The Chessel Down Bucket:
Grave goods, as we know them from Sutton Hoo, among others, should accompany the dead hero into the afterlife, serve him and presumably mark his status. But in what way should a "bucket" like the one found at Chessell Down be helpful? According to the British Museum's description, it is “a brass pail, cylindrical with a long-looped faceted handle; punched frieze of deer-hunt among trees; dog; leopard; runic inscription.”1
BSW EEE KKK ÆÆÆ
To find an access here, we analyse a scene of death and resurrection, as we know it from the Franks Casket (Auzon Runic Casket)3. So how does this path lead from the battlefield on earth to Valhalla, Odin/Woden’s kingdom in the top of the ash tree, Yggdrasil? The image on the casket provides a perfect representation of what happened, as described by the surrounding runic text:
Text (as divided on the edges):
Alliteration: hh - ea - sss
Translation (divided into long lines):
Picture (Franks Casket, Right side):
Left: The hero meets his Valkyrie - the battle-helping Fylgja who guided him through life - now in her terrifying appearance, Herh Os ( rune h), the forest deity.4
By the snake around her mouth Odin/Woden’s spell may be symbolized. The twig of fate (risci) in her hand becomes "wood" (wudu, metaphor for "spear") and thus a deadly weapon (bita). Paralyzed by the sight of the terrifying figure, our warrior succumbs to the enemy; but in the end it is the chooser of the dead, the Valkyrie, who takes him home.
Centre: The incident may take place in the forest (a sacred grove of oaks, perhaps). The Valkyrie flies in her bird shape to that place, in order to awaken (now in her human shape) the fallen (here in his grave) by a drink, from her chalice. A horse, which is marked by the Woden's Knot5 ("triskele") as Sleipnir, the god's horse, will carry the revived hero to Valhalla.
Right: Here two soul guides (Psychopomps) seem to seize the fallen in order to guide him to his final destination. However, this constellation - except perhaps on the Sutton Hoo purse - is not known.
If the sequence of runes on the Chessell Down bucket does not make any literal sense, the names of the runes6 as well as their number and rune value may be helpful. To begin with the latter, the number of runes, 12, relates to the months of the year, as the rune (Y), ger, year, a indicates. Thus it is a meaningful number. Their total value is 270, which is 3 x 3 x 3 x 10. 27 would be powerful in itself, but here it is amplified by 10 times, whereby 10 makes it infinite.
Since the first 3 runes (BSW) are followed by 3 groups of 3 runes of the same kind (E E K K Æ Æ Æ), we can regard b s w as a kind of invocation, especially as (beorc) stands for the birch tree and could thus point to a deity or Valkyrie “Berkano” who rules over life, death and rebirth7. This particular name may be picked because of its initial in order to achieve the magic value 270.
With regard to the cryptic runic sequence on the Chessell Down Bucket, this means:
The opening formula bws (3 runes) is now followed by 3 runes (m k A), each set threefold.
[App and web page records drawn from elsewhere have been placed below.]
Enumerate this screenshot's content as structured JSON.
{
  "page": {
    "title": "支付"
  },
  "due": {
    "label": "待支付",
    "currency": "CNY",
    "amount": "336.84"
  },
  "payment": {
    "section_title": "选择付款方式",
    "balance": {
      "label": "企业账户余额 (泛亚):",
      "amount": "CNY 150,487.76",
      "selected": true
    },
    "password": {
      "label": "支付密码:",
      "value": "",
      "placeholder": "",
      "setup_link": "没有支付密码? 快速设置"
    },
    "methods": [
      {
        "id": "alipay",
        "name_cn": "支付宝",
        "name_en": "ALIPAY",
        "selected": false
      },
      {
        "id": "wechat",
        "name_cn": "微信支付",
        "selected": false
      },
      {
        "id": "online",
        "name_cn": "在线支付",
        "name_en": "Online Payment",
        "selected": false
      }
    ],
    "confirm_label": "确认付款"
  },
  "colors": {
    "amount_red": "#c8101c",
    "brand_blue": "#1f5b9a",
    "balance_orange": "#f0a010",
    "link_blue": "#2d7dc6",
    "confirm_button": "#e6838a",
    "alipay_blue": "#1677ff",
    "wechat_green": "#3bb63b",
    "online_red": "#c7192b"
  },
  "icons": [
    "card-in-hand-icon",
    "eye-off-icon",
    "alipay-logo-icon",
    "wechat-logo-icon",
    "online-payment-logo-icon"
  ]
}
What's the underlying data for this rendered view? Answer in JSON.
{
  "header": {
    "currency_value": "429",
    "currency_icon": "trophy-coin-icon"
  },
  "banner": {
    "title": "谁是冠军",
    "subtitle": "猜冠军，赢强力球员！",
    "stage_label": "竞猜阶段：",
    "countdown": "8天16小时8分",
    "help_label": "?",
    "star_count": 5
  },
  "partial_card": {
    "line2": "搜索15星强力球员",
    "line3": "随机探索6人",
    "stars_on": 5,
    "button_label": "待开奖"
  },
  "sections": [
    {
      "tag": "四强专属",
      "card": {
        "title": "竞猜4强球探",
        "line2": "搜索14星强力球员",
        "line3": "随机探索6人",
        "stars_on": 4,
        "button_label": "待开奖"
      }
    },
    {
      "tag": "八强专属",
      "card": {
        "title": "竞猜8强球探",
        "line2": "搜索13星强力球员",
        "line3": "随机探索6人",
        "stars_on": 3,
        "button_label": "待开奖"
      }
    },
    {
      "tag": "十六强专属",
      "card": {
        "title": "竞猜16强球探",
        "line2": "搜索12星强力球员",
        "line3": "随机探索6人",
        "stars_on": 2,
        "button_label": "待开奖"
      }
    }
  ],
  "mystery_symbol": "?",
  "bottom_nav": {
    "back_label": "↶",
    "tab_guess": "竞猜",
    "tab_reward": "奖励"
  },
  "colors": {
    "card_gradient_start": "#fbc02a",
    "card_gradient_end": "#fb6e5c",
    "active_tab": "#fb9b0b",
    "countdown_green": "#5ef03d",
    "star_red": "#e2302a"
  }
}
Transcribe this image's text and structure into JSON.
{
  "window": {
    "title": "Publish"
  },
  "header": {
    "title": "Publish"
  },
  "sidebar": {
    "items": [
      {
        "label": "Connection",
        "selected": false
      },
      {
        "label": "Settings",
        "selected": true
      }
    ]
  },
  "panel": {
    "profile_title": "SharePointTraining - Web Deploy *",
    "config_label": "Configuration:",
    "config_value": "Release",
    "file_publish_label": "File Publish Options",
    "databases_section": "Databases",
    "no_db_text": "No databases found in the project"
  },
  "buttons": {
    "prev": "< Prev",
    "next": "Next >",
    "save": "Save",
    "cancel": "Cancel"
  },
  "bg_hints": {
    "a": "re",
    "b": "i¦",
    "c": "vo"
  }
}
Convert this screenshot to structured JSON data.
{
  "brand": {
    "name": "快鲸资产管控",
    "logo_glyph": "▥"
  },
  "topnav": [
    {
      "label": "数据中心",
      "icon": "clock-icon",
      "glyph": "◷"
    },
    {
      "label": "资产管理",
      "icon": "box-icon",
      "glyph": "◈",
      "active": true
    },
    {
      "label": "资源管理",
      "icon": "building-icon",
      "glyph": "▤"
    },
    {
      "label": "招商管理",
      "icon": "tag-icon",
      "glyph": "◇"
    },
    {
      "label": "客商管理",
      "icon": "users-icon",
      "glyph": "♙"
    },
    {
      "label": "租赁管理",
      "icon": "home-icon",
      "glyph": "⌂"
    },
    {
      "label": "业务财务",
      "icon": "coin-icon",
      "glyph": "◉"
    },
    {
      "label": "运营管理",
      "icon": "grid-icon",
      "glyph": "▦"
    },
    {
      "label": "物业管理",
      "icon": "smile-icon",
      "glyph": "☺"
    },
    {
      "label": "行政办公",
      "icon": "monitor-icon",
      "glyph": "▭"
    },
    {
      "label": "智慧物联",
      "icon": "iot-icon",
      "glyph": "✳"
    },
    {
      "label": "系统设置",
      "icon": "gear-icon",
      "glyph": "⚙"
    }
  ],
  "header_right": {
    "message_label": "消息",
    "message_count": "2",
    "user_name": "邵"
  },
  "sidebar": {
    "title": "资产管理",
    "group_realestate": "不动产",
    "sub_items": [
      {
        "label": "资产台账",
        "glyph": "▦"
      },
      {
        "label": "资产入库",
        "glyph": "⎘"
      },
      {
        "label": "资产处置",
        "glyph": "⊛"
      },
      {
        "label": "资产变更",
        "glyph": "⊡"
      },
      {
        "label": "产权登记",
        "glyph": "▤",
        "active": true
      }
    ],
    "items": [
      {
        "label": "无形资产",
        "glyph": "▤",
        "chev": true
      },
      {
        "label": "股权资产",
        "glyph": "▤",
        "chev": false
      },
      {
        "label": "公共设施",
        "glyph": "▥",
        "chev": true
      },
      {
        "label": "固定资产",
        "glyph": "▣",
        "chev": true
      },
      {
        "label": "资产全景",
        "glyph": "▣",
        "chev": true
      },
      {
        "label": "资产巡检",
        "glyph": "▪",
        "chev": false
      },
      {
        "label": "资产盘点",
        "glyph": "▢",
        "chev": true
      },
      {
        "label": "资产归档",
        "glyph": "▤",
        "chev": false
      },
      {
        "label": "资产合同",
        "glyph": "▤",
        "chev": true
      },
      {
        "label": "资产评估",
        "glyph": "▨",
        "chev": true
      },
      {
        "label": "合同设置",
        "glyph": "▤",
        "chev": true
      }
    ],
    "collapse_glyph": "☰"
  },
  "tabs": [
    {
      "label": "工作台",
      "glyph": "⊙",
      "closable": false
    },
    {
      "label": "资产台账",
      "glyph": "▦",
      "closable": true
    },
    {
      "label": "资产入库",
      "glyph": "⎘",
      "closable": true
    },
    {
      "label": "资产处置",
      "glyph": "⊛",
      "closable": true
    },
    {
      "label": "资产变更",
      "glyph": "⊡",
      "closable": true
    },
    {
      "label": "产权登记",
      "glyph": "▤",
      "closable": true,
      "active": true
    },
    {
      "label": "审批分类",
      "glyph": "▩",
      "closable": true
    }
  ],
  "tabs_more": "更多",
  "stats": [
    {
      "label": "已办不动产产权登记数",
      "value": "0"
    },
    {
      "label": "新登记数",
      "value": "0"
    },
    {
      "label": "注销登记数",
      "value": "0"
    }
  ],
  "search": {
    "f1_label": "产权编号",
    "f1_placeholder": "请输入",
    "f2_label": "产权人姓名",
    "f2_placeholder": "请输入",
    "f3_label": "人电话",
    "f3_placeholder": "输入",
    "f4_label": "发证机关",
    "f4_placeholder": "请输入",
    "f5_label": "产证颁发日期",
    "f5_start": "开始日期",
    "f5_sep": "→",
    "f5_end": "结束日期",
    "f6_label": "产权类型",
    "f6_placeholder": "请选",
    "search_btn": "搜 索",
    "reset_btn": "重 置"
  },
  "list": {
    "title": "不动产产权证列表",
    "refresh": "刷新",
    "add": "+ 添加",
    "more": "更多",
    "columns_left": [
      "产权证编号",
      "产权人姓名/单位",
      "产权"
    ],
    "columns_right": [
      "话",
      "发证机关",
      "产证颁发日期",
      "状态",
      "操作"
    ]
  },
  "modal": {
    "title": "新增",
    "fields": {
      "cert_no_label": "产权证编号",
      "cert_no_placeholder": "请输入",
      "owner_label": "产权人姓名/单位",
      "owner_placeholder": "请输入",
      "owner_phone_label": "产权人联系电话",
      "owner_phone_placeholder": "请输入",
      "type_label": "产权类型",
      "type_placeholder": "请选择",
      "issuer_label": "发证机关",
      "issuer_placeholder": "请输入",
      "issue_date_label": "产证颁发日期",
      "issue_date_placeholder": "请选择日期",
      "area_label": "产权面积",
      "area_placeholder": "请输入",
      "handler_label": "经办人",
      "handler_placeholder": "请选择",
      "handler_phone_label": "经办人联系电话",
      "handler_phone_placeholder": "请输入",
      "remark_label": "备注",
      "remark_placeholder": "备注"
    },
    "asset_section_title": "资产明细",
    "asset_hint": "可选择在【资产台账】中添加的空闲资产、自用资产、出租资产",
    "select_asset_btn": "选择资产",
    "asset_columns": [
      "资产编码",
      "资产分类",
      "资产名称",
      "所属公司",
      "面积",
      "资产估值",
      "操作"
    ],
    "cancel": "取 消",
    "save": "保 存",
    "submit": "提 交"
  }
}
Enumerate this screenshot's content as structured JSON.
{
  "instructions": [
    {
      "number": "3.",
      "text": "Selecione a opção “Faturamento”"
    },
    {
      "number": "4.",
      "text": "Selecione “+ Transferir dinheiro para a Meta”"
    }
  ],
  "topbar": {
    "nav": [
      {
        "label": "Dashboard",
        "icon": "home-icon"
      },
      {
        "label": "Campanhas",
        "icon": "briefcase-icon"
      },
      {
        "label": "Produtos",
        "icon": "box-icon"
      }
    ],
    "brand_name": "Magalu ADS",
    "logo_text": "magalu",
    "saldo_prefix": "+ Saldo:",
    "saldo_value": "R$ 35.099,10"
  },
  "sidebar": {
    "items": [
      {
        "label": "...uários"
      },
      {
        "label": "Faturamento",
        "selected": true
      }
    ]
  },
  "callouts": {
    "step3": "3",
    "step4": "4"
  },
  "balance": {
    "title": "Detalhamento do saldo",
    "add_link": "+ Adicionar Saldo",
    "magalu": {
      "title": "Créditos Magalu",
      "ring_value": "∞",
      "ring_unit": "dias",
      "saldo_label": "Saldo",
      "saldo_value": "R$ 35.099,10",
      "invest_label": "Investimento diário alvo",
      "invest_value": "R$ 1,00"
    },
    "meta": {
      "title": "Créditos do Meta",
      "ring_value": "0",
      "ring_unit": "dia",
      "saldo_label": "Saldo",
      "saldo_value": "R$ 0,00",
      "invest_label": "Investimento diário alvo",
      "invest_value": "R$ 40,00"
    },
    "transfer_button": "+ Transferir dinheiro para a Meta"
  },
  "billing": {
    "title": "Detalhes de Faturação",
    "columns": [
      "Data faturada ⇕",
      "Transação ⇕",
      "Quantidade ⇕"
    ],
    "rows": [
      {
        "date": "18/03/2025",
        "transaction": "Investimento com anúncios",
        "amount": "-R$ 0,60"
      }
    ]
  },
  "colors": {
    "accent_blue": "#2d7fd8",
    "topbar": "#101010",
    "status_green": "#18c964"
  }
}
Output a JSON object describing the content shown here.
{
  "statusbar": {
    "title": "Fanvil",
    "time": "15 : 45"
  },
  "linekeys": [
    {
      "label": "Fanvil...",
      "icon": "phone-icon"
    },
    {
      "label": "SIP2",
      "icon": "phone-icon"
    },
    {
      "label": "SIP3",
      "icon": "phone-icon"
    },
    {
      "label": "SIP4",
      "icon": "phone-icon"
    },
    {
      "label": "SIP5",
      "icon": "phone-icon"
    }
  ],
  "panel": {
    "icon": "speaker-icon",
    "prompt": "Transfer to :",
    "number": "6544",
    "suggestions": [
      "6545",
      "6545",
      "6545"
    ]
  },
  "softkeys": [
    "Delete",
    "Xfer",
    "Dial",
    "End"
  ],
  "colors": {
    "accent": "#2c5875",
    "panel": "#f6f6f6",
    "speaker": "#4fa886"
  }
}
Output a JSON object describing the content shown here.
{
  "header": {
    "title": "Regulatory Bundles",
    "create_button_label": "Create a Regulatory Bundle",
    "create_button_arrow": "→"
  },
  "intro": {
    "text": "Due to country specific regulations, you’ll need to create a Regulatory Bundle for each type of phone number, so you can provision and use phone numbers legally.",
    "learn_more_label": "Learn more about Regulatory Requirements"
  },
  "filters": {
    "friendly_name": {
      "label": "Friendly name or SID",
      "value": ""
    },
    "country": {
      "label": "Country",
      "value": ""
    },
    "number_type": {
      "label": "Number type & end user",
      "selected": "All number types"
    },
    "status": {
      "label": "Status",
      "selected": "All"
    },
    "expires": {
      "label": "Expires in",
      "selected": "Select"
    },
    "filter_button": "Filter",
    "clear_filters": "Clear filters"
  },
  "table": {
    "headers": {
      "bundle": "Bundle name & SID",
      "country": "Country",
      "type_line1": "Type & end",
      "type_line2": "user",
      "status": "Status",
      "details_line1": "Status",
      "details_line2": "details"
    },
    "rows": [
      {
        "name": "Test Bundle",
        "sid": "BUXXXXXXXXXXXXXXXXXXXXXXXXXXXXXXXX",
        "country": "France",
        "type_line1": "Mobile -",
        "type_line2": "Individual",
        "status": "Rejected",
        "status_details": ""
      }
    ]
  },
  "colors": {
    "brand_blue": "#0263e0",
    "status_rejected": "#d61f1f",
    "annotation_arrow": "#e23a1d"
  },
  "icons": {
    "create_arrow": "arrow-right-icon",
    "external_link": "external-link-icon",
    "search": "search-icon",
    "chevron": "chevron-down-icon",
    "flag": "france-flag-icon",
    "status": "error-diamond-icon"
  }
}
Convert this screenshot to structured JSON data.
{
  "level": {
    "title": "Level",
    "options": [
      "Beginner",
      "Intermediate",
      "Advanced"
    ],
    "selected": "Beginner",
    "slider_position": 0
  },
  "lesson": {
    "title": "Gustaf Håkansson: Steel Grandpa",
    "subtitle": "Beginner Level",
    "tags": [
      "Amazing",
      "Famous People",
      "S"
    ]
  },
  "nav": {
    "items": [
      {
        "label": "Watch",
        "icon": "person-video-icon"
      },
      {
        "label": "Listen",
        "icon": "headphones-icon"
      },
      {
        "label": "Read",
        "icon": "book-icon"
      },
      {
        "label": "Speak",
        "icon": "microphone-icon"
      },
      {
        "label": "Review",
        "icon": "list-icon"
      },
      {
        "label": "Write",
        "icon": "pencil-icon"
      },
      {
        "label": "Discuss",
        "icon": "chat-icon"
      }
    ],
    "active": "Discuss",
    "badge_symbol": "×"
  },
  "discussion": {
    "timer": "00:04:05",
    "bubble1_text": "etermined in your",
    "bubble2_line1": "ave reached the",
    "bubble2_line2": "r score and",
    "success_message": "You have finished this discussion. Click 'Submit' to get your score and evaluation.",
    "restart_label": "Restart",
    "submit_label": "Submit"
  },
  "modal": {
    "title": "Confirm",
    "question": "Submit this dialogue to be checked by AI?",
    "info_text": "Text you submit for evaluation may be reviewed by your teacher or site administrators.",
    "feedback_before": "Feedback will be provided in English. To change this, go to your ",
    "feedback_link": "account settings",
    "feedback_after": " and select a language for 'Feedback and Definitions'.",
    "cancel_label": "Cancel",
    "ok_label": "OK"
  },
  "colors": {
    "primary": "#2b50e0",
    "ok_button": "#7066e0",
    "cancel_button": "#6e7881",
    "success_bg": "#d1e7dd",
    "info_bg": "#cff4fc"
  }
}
The triple number has magical intent:
The sequence of runes on the bucket of Chessel Down is therefore a well-calculated formula for the transition from this world to Valhalla. If, therefore, it was scratched in a less elaborate manner on a container that was probably intended for quite different purposes and was placed with the dead, then this suggests that this formula had been was known to those who knew the runes, i.e., that it was a tradition. It would therefore not be surprising if it were also found in other sites.
1 The British Museum - bucket
2 Text adopted from Stephen Pollington, Wayland ‘s Work (2010) p. 468. Pollington already draws the comparison to the scene on the Franks casket. See also, Pollington, Runes, Literacy in the Germanic Iron Age (2016), p. 292 referring to Tineke Looijenga and others, who see the Initials of some Becca, Wecca and Secca in it.
3 For details see Alfred Becker, Franks Casket, Das Runenkästchen von Auzon (Berlin, 2021), p. 71 ff
H - panel (Right Side) - The Picture
4 This interpretation follows Wolfgang Krause, "Erta, ein anglischer Gott", Die Sprache 5 (1959) 46-54
5 Knots of death see A. Stone above Guest Contributions - Stone, "The Knots of Death"
6 The OE Rune Poem describes them in form of riddles from which the names can be deducted. Anyway, pagan allusions were purged.
7 Pollington, Runes, p. 129 referring to Polomé (1991). According to E. Thorsson (Stephen Flowers) the goddess Berkano rules over the process of human and earthly transformations. Thus, the crucial human rites of transition - birth, puberty, marriage and death - and the seasonal cycle of agriculture are under her control. The rune b rules the cyclical process of resurrection (birth), growing (life), passing (death) to a new resurrection (rebirth).